| Data extracted from a collection |
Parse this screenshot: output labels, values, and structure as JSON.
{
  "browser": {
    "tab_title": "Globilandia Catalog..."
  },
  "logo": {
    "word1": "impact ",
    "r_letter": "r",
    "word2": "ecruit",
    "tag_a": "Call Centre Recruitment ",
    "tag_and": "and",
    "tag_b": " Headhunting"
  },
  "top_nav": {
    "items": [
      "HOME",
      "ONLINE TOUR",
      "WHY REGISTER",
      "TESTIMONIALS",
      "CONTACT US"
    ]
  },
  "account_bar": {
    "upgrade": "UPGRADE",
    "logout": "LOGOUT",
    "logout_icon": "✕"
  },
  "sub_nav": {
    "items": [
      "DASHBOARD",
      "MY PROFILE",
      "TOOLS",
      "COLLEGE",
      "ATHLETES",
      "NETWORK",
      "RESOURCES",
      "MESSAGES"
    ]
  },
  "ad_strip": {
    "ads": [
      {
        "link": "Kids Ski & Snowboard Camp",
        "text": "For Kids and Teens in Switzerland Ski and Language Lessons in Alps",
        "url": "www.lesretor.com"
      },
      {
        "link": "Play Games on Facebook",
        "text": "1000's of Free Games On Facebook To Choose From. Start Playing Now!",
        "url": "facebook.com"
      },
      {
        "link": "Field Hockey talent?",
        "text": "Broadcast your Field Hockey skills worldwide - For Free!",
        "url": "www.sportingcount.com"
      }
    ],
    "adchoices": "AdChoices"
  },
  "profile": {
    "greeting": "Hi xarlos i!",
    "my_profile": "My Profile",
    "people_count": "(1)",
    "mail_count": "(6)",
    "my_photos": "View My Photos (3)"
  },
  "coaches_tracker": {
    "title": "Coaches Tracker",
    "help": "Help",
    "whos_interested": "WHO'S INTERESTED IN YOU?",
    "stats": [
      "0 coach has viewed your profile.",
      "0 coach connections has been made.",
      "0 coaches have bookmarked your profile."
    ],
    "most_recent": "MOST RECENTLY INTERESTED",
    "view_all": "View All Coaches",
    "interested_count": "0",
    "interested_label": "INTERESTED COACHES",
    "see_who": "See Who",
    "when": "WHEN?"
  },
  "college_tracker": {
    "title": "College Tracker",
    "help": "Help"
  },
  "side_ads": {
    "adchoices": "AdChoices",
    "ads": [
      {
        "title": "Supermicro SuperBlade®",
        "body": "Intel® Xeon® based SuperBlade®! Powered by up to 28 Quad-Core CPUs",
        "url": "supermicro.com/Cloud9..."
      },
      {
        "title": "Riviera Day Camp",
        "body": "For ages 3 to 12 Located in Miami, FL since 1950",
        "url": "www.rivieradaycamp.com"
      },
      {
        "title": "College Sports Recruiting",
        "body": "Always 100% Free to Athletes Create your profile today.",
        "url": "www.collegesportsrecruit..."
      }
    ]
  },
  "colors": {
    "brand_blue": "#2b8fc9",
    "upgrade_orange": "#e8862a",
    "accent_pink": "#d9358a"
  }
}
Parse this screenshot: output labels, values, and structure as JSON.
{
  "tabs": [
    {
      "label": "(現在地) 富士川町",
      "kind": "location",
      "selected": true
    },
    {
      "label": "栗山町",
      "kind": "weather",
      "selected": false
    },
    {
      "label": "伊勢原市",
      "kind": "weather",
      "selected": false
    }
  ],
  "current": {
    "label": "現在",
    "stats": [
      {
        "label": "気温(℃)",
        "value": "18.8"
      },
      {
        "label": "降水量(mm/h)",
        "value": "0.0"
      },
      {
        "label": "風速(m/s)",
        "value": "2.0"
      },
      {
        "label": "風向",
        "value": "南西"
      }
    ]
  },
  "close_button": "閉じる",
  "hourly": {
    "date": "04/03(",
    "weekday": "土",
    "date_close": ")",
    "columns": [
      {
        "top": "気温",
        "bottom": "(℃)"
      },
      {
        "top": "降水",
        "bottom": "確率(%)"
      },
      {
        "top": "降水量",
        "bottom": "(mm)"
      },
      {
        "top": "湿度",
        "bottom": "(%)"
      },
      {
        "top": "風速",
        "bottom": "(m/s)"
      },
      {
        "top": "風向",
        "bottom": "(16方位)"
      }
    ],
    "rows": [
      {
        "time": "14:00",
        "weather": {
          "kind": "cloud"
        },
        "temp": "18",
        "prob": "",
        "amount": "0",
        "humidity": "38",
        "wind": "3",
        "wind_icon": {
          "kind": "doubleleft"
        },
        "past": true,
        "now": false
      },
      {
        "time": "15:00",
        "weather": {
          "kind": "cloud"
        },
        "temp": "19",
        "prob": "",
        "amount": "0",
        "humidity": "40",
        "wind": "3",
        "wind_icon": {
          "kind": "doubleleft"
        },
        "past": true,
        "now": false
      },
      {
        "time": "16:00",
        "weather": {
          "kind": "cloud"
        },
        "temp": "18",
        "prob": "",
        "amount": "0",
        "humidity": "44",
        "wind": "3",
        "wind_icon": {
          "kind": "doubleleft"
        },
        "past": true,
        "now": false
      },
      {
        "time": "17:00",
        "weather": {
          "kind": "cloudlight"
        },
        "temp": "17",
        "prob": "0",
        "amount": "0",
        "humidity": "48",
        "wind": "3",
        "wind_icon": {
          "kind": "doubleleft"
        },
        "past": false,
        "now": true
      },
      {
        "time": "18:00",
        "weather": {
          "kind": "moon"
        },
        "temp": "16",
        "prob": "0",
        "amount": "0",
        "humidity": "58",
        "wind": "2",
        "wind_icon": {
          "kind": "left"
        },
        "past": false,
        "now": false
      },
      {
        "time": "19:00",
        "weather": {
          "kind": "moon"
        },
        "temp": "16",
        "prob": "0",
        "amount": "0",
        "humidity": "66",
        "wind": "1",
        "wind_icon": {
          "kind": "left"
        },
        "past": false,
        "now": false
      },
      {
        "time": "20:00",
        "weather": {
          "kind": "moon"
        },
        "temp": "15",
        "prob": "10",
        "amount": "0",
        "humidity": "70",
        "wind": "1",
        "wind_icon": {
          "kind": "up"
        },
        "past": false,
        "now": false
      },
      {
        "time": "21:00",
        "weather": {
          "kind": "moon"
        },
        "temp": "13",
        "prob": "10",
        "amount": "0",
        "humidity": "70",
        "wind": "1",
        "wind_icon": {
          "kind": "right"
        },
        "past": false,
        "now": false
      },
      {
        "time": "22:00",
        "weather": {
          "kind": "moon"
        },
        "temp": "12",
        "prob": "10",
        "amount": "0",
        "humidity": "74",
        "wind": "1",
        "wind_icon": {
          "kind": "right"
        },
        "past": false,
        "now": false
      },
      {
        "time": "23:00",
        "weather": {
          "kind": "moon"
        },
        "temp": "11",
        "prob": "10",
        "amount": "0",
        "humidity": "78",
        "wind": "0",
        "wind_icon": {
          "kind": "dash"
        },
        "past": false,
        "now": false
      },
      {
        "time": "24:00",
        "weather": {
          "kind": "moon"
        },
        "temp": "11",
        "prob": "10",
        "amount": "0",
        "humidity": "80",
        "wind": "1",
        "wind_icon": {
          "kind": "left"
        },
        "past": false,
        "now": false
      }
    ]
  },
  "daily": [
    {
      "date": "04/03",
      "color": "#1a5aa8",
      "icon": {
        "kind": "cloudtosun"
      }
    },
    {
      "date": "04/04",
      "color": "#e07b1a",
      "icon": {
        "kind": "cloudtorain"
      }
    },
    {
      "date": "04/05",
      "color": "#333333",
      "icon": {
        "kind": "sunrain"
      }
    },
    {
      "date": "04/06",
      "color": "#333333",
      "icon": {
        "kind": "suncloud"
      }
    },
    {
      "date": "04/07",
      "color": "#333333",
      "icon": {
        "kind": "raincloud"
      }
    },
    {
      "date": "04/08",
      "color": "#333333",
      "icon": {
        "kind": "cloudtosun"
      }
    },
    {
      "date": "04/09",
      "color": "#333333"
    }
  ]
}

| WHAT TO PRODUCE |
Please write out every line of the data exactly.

| OUTPUT FOR THIS EXERCISE |
Parse this screenshot: output labels, values, and structure as JSON.
{
  "browser": {
    "tab_title": "Globilandia Catalog..."
  },
  "logo": {
    "word1": "impact ",
    "r_letter": "r",
    "word2": "ecruit",
    "tag_a": "Call Centre Recruitment ",
    "tag_and": "and",
    "tag_b": " Headhunting"
  },
  "top_nav": {
    "items": [
      "HOME",
      "ONLINE TOUR",
      "WHY REGISTER",
      "TESTIMONIALS",
      "CONTACT US"
    ]
  },
  "account_bar": {
    "upgrade": "UPGRADE",
    "logout": "LOGOUT",
    "logout_icon": "✕"
  },
  "sub_nav": {
    "items": [
      "DASHBOARD",
      "MY PROFILE",
      "TOOLS",
      "COLLEGE",
      "ATHLETES",
      "NETWORK",
      "RESOURCES",
      "MESSAGES"
    ]
  },
  "ad_strip": {
    "ads": [
      {
        "link": "Kids Ski & Snowboard Camp",
        "text": "For Kids and Teens in Switzerland Ski and Language Lessons in Alps",
        "url": "www.lesretor.com"
      },
      {
        "link": "Play Games on Facebook",
        "text": "1000's of Free Games On Facebook To Choose From. Start Playing Now!",
        "url": "facebook.com"
      },
      {
        "link": "Field Hockey talent?",
        "text": "Broadcast your Field Hockey skills worldwide - For Free!",
        "url": "www.sportingcount.com"
      }
    ],
    "adchoices": "AdChoices"
  },
  "profile": {
    "greeting": "Hi xarlos i!",
    "my_profile": "My Profile",
    "people_count": "(1)",
    "mail_count": "(6)",
    "my_photos": "View My Photos (3)"
  },
  "coaches_tracker": {
    "title": "Coaches Tracker",
    "help": "Help",
    "whos_interested": "WHO'S INTERESTED IN YOU?",
    "stats": [
      "0 coach has viewed your profile.",
      "0 coach connections has been made.",
      "0 coaches have bookmarked your profile."
    ],
    "most_recent": "MOST RECENTLY INTERESTED",
    "view_all": "View All Coaches",
    "interested_count": "0",
    "interested_label": "INTERESTED COACHES",
    "see_who": "See Who",
    "when": "WHEN?"
  },
  "college_tracker": {
    "title": "College Tracker",
    "help": "Help"
  },
  "side_ads": {
    "adchoices": "AdChoices",
    "ads": [
      {
        "title": "Supermicro SuperBlade®",
        "body": "Intel® Xeon® based SuperBlade®! Powered by up to 28 Quad-Core CPUs",
        "url": "supermicro.com/Cloud9..."
      },
      {
        "title": "Riviera Day Camp",
        "body": "For ages 3 to 12 Located in Miami, FL since 1950",
        "url": "www.rivieradaycamp.com"
      },
      {
        "title": "College Sports Recruiting",
        "body": "Always 100% Free to Athletes Create your profile today.",
        "url": "www.collegesportsrecruit..."
      }
    ]
  },
  "colors": {
    "brand_blue": "#2b8fc9",
    "upgrade_orange": "#e8862a",
    "accent_pink": "#d9358a"
  }
}
Parse this screenshot: output labels, values, and structure as JSON.
{
  "tabs": [
    {
      "label": "(現在地) 富士川町",
      "kind": "location",
      "selected": true
    },
    {
      "label": "栗山町",
      "kind": "weather",
      "selected": false
    },
    {
      "label": "伊勢原市",
      "kind": "weather",
      "selected": false
    }
  ],
  "current": {
    "label": "現在",
    "stats": [
      {
        "label": "気温(℃)",
        "value": "18.8"
      },
      {
        "label": "降水量(mm/h)",
        "value": "0.0"
      },
      {
        "label": "風速(m/s)",
        "value": "2.0"
      },
      {
        "label": "風向",
        "value": "南西"
      }
    ]
  },
  "close_button": "閉じる",
  "hourly": {
    "date": "04/03(",
    "weekday": "土",
    "date_close": ")",
    "columns": [
      {
        "top": "気温",
        "bottom": "(℃)"
      },
      {
        "top": "降水",
        "bottom": "確率(%)"
      },
      {
        "top": "降水量",
        "bottom": "(mm)"
      },
      {
        "top": "湿度",
        "bottom": "(%)"
      },
      {
        "top": "風速",
        "bottom": "(m/s)"
      },
      {
        "top": "風向",
        "bottom": "(16方位)"
      }
    ],
    "rows": [
      {
        "time": "14:00",
        "weather": {
          "kind": "cloud"
        },
        "temp": "18",
        "prob": "",
        "amount": "0",
        "humidity": "38",
        "wind": "3",
        "wind_icon": {
          "kind": "doubleleft"
        },
        "past": true,
        "now": false
      },
      {
        "time": "15:00",
        "weather": {
          "kind": "cloud"
        },
        "temp": "19",
        "prob": "",
        "amount": "0",
        "humidity": "40",
        "wind": "3",
        "wind_icon": {
          "kind": "doubleleft"
        },
        "past": true,
        "now": false
      },
      {
        "time": "16:00",
        "weather": {
          "kind": "cloud"
        },
        "temp": "18",
        "prob": "",
        "amount": "0",
        "humidity": "44",
        "wind": "3",
        "wind_icon": {
          "kind": "doubleleft"
        },
        "past": true,
        "now": false
      },
      {
        "time": "17:00",
        "weather": {
          "kind": "cloudlight"
        },
        "temp": "17",
        "prob": "0",
        "amount": "0",
        "humidity": "48",
        "wind": "3",
        "wind_icon": {
          "kind": "doubleleft"
        },
        "past": false,
        "now": true
      },
      {
        "time": "18:00",
        "weather": {
          "kind": "moon"
        },
        "temp": "16",
        "prob": "0",
        "amount": "0",
        "humidity": "58",
        "wind": "2",
        "wind_icon": {
          "kind": "left"
        },
        "past": false,
        "now": false
      },
      {
        "time": "19:00",
        "weather": {
          "kind": "moon"
        },
        "temp": "16",
        "prob": "0",
        "amount": "0",
        "humidity": "66",
        "wind": "1",
        "wind_icon": {
          "kind": "left"
        },
        "past": false,
        "now": false
      },
      {
        "time": "20:00",
        "weather": {
          "kind": "moon"
        },
        "temp": "15",
        "prob": "10",
        "amount": "0",
        "humidity": "70",
        "wind": "1",
        "wind_icon": {
          "kind": "up"
        },
        "past": false,
        "now": false
      },
      {
        "time": "21:00",
        "weather": {
          "kind": "moon"
        },
        "temp": "13",
        "prob": "10",
        "amount": "0",
        "humidity": "70",
        "wind": "1",
        "wind_icon": {
          "kind": "right"
        },
        "past": false,
        "now": false
      },
      {
        "time": "22:00",
        "weather": {
          "kind": "moon"
        },
        "temp": "12",
        "prob": "10",
        "amount": "0",
        "humidity": "74",
        "wind": "1",
        "wind_icon": {
          "kind": "right"
        },
        "past": false,
        "now": false
      },
      {
        "time": "23:00",
        "weather": {
          "kind": "moon"
        },
        "temp": "11",
        "prob": "10",
        "amount": "0",
        "humidity": "78",
        "wind": "0",
        "wind_icon": {
          "kind": "dash"
        },
        "past": false,
        "now": false
      },
      {
        "time": "24:00",
        "weather": {
          "kind": "moon"
        },
        "temp": "11",
        "prob": "10",
        "amount": "0",
        "humidity": "80",
        "wind": "1",
        "wind_icon": {
          "kind": "left"
        },
        "past": false,
        "now": false
      }
    ]
  },
  "daily": [
    {
      "date": "04/03",
      "color": "#1a5aa8",
      "icon": {
        "kind": "cloudtosun"
      }
    },
    {
      "date": "04/04",
      "color": "#e07b1a",
      "icon": {
        "kind": "cloudtorain"
      }
    },
    {
      "date": "04/05",
      "color": "#333333",
      "icon": {
        "kind": "sunrain"
      }
    },
    {
      "date": "04/06",
      "color": "#333333",
      "icon": {
        "kind": "suncloud"
      }
    },
    {
      "date": "04/07",
      "color": "#333333",
      "icon": {
        "kind": "raincloud"
      }
    },
    {
      "date": "04/08",
      "color": "#333333",
      "icon": {
        "kind": "cloudtosun"
      }
    },
    {
      "date": "04/09",
      "color": "#333333"
    }
  ]
}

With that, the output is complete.